Triple Play Poker offers big rewards
John Grochowski firstname.lastname@example.org August 1, 2012 5:04PM
Players have a shot at some cool cash in the “Heat of Summer” slot tournament Aug. 12-13 at Blue Chip Casino in Michigan City, Ind. A $125 buy-in includes entry in the two-day tournament, a one-night hotel stay, a registration buffet dinner for two and an awards luncheon for two. Visit bluechipcasino.com.
Updated: August 1, 2012 5:16PM
One of my true loves among electronic casino games is Triple Play Poker. I like that I can break even or better with one decent pay even if two hands are losers. I like that I’m paid three times over when I’m dealt a big winner. I’ve never been dealt a royal flush, but I have been dealt four wild deuces and gotten that 1,000-coin return three times over.
Problem is, it’s difficult to find a decent pay table on Triple Play if you’re not willing to bet the big bucks. So on an overnight trip to the Blue Chip Casino in Michigan City, Ind., I was happy to find the Deuces Wild game the late video poker guru Lenny Frome nicknamed “Illinois Deuces.”
With expert play, it returns 98.9 percent, and Blue Chip had it on quarter Triple Play games. Among the identifiers are 4-for-1 payoffs on both four of a kind and full houses, and 3-for-1 on flushes.
It doesn’t take triple the bankroll to stay in action on Triple Play. For a one-hour session it takes $305 to keep the risk of ruin to about 5 percent on Triple Play. On a single-hand game, the bankroll needs drop to $130.
I played for just over an hour, and cashed in for $102.50 after buying in for $100. I was down to $18.75 at one point, but came back with a couple of hands straight out of the Illinois Deuces strategy playbook.

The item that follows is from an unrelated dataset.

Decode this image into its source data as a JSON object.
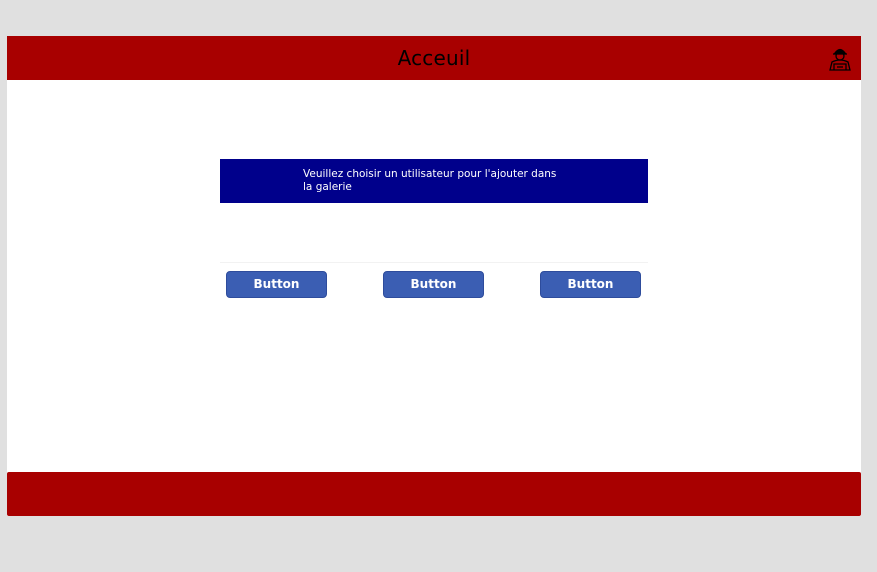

In the first, I was dealt Ace, King, 10 and 4 of hearts, along with a 2 of clubs. The wild Deuce makes that a flush. At 15 credits per flush, it would have been easy to take that pay three times to pad my depleted bankroll. But the expert play is to discard the 4, so Queen or Jack of hearts or any 2 would bring a wild royal flush. I wound up with two losing hands, but the middle hand was a wild royal for 125 coins.
On the other, I was dealt Ace-Ace-5-5-7 of mixed suits. On many Deuces games, the proper play is to hold one pair. But with full houses paying as much as four of a kind, it’s better to hold both pairs. I got lucky, filling in all three full houses and added 60 more credits to the comeback.
A little strategy, a little luck, and finding the right game — that’s a combination that gives you a chance.
John Grochowski is a local free-lance writer. Look for him on Facebook (http://tinyurl.com/7lzdt44); Twitter (@GrochowskiJ) and at casinoanswerman.com.